Nope, reserves aren’t audited by geologists; reserves are audited by reservoir/exploitation engineers. I can manipulate the numbers whichever way my manager wants, so don’t always trust PV-10 Typically, your third-party evaluator–you’re required to verify reserves by a third-party company for the SEC–will be more pessimistic than the company engineer, but they only evaluate at year-end (quarterly reserves are part of unaudited financial statements, of course) so you have to be careful. I just don’t like it, KJH; earnings could be much more volatile as companies will deem wells to be economic because a spike in commodity price. Of course, I am just speculating on what will happen. By the way, whatever happened to $70 oil? I guess I don’t like the idea of writing up assets to fair value in general with the conversion to IFRS. I liked the asset play approach very much, and it will be sad to see real estate revalued from 1968 depreciated book values :). Isn’t revaluing historical cost on the balance sheet one of the most important methods in value investing? It’s these asset plays are going to get a lot tougher to find as less “work” will be required to correct balance sheets - that is, if you follow the Whitman approach.

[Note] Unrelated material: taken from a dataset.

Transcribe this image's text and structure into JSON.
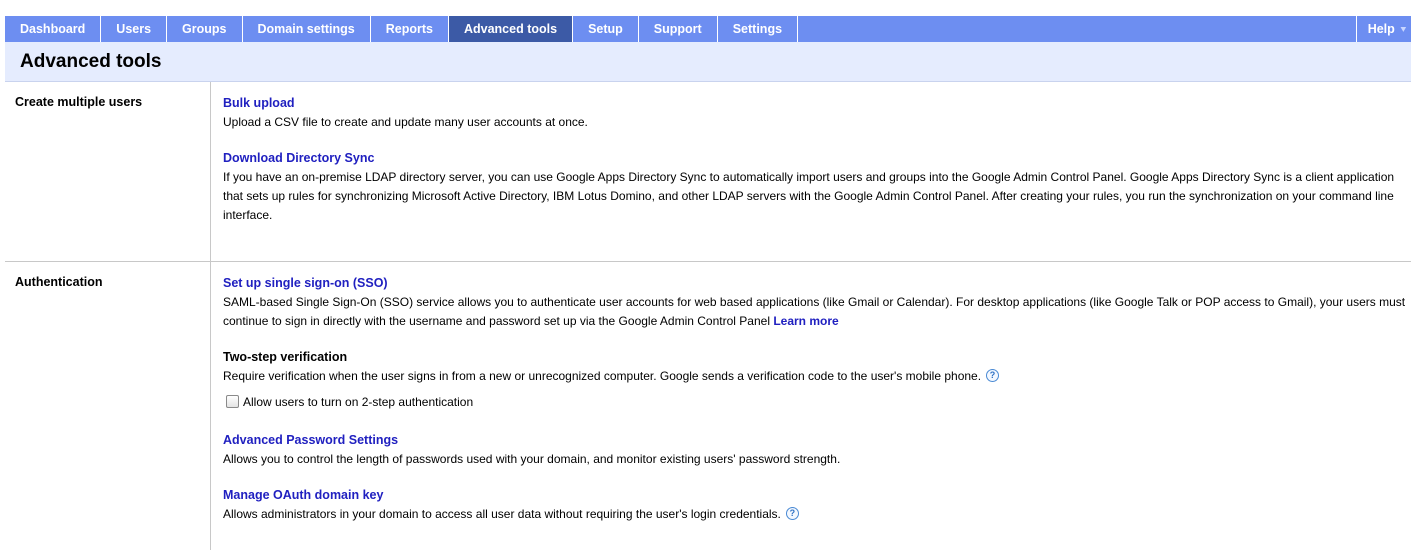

With o&g it’s an irrelevant issue. No one in the oilpatch cares about earnings anyway. Writing up reserves won’t effect cashflow. Reserve reports are blessed by reserve auditors and accountants, and I guarantee you there are a few geologists looking at probable reserves. There’s more to a reserve report than PV-10. As far as reits and any other asset type investment it would be a GODSEND to the efficiency of the markets. Like I said, anything that makes the balance sheets reflect better reflect economic value is welcomed! Just think for a second of how it will give management a major kick in the ass. So many companies have assets written down to nill that are worth so much more than they’re earning in the corporate structure. Management’s best interest is to make you think they’re cheap so they have high roa, which makes them look like good stewards of the assets and gets them high bonuses. Think about TARGET sitting on all that real estate? The stock market is full of companies like that…earning a tiny tiny return on their true asset values. It won’t happen but it would be nice if it did.
KJH, are you on gmail?
Not hip enough for gmail. email@example.com
For O&G the reserve report information in US GAAP is included in additional disclosures under SFAS which are not audited but reviewed by auditors for consistency with other financial information. In fact, for public listed company the reserve report should be audited by indepent petroleum engineers such as DeGolyer and MacNaughton or Miller and Lents and etc. Because it is a part of audit test to ensure that business is going concern and there is a requirement of ISA “Use of work of specialists” for cases where auditor can not investigate issue by itself it should ask for work of specialists such as petroleum engineers. For reserve report the auditor should itself review the assumptions made for report for consistency: reasonabless of prices, fixed and marginal costs, discounts rates and etc. By the way the reserve report is a many pages document with several categories: proved developed, undeveloped, possible and so on. So the valuation of field is dependant on many things. Regarding IFRS there is a move to US GAAP in term of disclosures and use of information from reserve reports. The move to fair value is a some sort of IFRS committee purpose. And it was always been allowed to increase fair value of assets under IFRS under certain conditions.